▶ _Try it_
Pictures found in the material must be left out, and every line returned as written.

BEGIN Information given

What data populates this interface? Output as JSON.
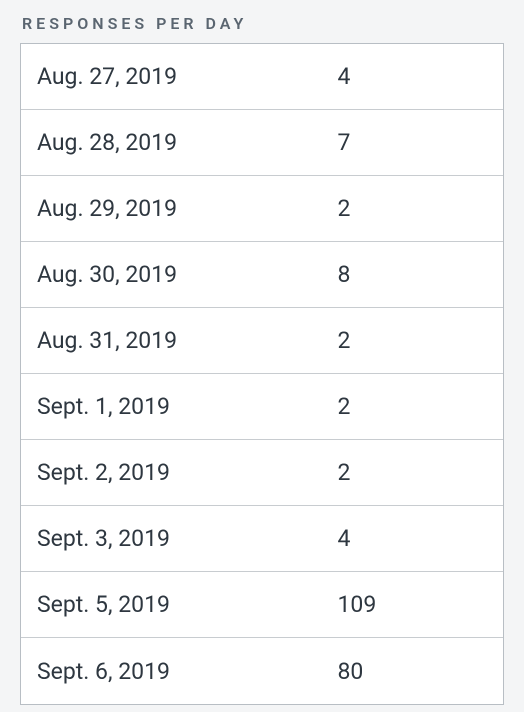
{
  "title": "RESPONSES PER DAY",
  "chart_data": {
    "type": "table",
    "columns": [
      "date",
      "count"
    ],
    "rows": [
      {
        "date": "Aug. 27, 2019",
        "count": "4"
      },
      {
        "date": "Aug. 28, 2019",
        "count": "7"
      },
      {
        "date": "Aug. 29, 2019",
        "count": "2"
      },
      {
        "date": "Aug. 30, 2019",
        "count": "8"
      },
      {
        "date": "Aug. 31, 2019",
        "count": "2"
      },
      {
        "date": "Sept. 1, 2019",
        "count": "2"
      },
      {
        "date": "Sept. 2, 2019",
        "count": "2"
      },
      {
        "date": "Sept. 3, 2019",
        "count": "4"
      },
      {
        "date": "Sept. 5, 2019",
        "count": "109"
      },
      {
        "date": "Sept. 6, 2019",
        "count": "80"
      }
    ]
  }
}
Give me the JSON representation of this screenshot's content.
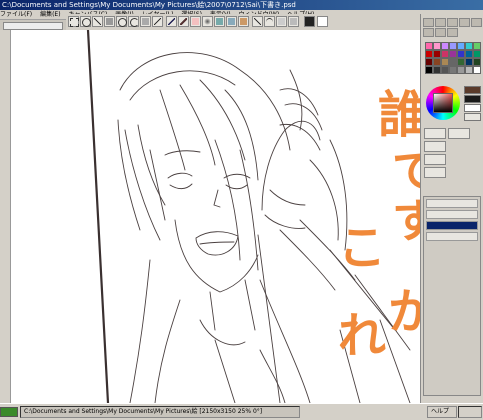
{
  "window": {
    "title": "C:\\Documents and Settings\\My Documents\\My Pictures\\絵\\2007\\0712\\Sai\\下書き.psd"
  },
  "menu": {
    "items": [
      "ファイル(F)",
      "編集(E)",
      "キャンバス(C)",
      "画像(I)",
      "レイヤー(L)",
      "選択(S)",
      "表示(V)",
      "ウィンドウ(W)",
      "ヘルプ(H)"
    ]
  },
  "annotation": {
    "chars": [
      "誰",
      "で",
      "す",
      "か",
      "こ",
      "れ"
    ]
  },
  "taskbar": {
    "tab_label": "C:\\Documents and Settings\\My Documents\\My Pictures\\絵 [2150x3150 25% 0°]",
    "help_label": "ヘルプ"
  },
  "colors": {
    "annotation": "#f0893a",
    "sketch_stroke": "#4a4040",
    "title_bar": "#0a246a",
    "chrome": "#d4d0c8"
  },
  "palette": [
    "#ff66aa",
    "#ff99cc",
    "#cc88ff",
    "#9999ff",
    "#66aaff",
    "#33cccc",
    "#66cc66",
    "#cc0000",
    "#990000",
    "#cc3366",
    "#993399",
    "#3333cc",
    "#006699",
    "#009966",
    "#660000",
    "#884422",
    "#aa8855",
    "#666666",
    "#336633",
    "#003366",
    "#224422",
    "#000000",
    "#333333",
    "#555555",
    "#777777",
    "#999999",
    "#bbbbbb",
    "#ffffff"
  ]
}
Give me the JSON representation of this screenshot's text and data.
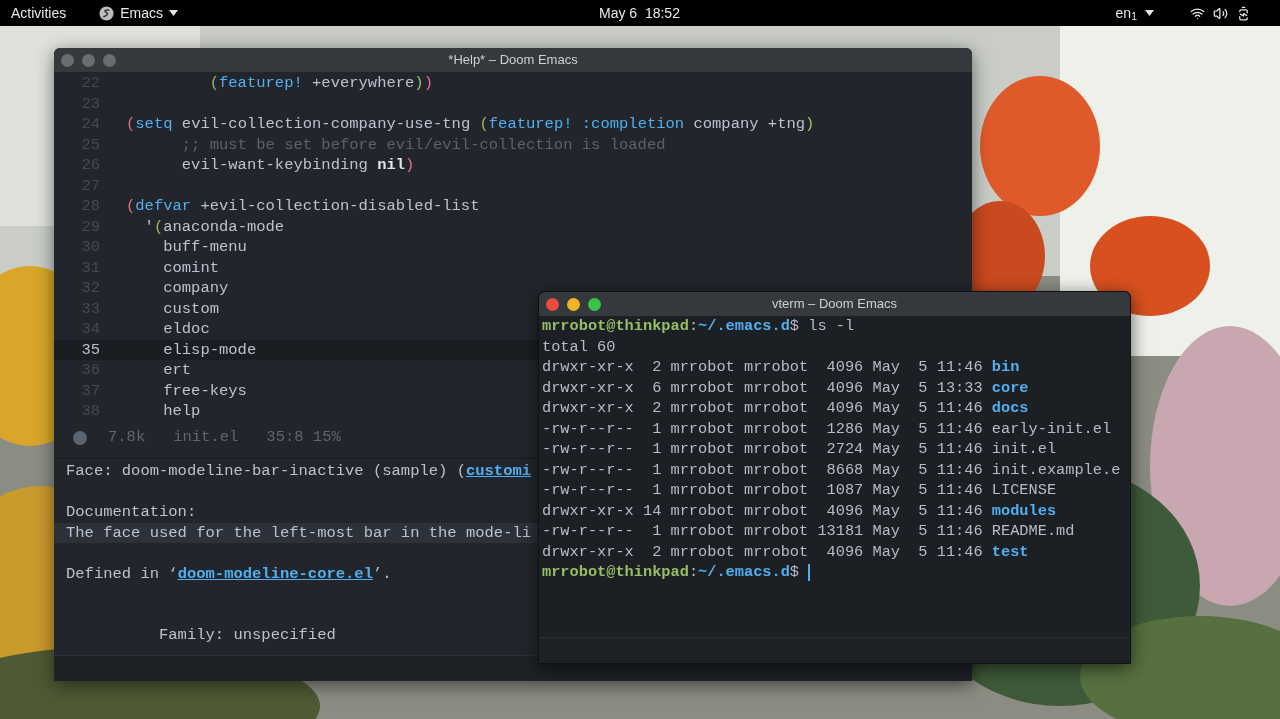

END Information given

▶ _Answer box_
What data populates this interface? Output as JSON.
{
  "title": "RESPONSES PER DAY",
  "chart_data": {
    "type": "table",
    "columns": [
      "date",
      "count"
    ],
    "rows": [
      {
        "date": "Aug. 27, 2019",
        "count": "4"
      },
      {
        "date": "Aug. 28, 2019",
        "count": "7"
      },
      {
        "date": "Aug. 29, 2019",
        "count": "2"
      },
      {
        "date": "Aug. 30, 2019",
        "count": "8"
      },
      {
        "date": "Aug. 31, 2019",
        "count": "2"
      },
      {
        "date": "Sept. 1, 2019",
        "count": "2"
      },
      {
        "date": "Sept. 2, 2019",
        "count": "2"
      },
      {
        "date": "Sept. 3, 2019",
        "count": "4"
      },
      {
        "date": "Sept. 5, 2019",
        "count": "109"
      },
      {
        "date": "Sept. 6, 2019",
        "count": "80"
      }
    ]
  }
}
Give me the JSON representation of this screenshot's content.
{
  "window": {
    "title": "C:\\Documents and Settings\\My Documents\\My Pictures\\絵\\2007\\0712\\Sai\\下書き.psd"
  },
  "menu": {
    "items": [
      "ファイル(F)",
      "編集(E)",
      "キャンバス(C)",
      "画像(I)",
      "レイヤー(L)",
      "選択(S)",
      "表示(V)",
      "ウィンドウ(W)",
      "ヘルプ(H)"
    ]
  },
  "annotation": {
    "chars": [
      "誰",
      "で",
      "す",
      "か",
      "こ",
      "れ"
    ]
  },
  "taskbar": {
    "tab_label": "C:\\Documents and Settings\\My Documents\\My Pictures\\絵 [2150x3150 25% 0°]",
    "help_label": "ヘルプ"
  },
  "colors": {
    "annotation": "#f0893a",
    "sketch_stroke": "#4a4040",
    "title_bar": "#0a246a",
    "chrome": "#d4d0c8"
  },
  "palette": [
    "#ff66aa",
    "#ff99cc",
    "#cc88ff",
    "#9999ff",
    "#66aaff",
    "#33cccc",
    "#66cc66",
    "#cc0000",
    "#990000",
    "#cc3366",
    "#993399",
    "#3333cc",
    "#006699",
    "#009966",
    "#660000",
    "#884422",
    "#aa8855",
    "#666666",
    "#336633",
    "#003366",
    "#224422",
    "#000000",
    "#333333",
    "#555555",
    "#777777",
    "#999999",
    "#bbbbbb",
    "#ffffff"
  ]
}
Give me the JSON representation of this screenshot's text and data.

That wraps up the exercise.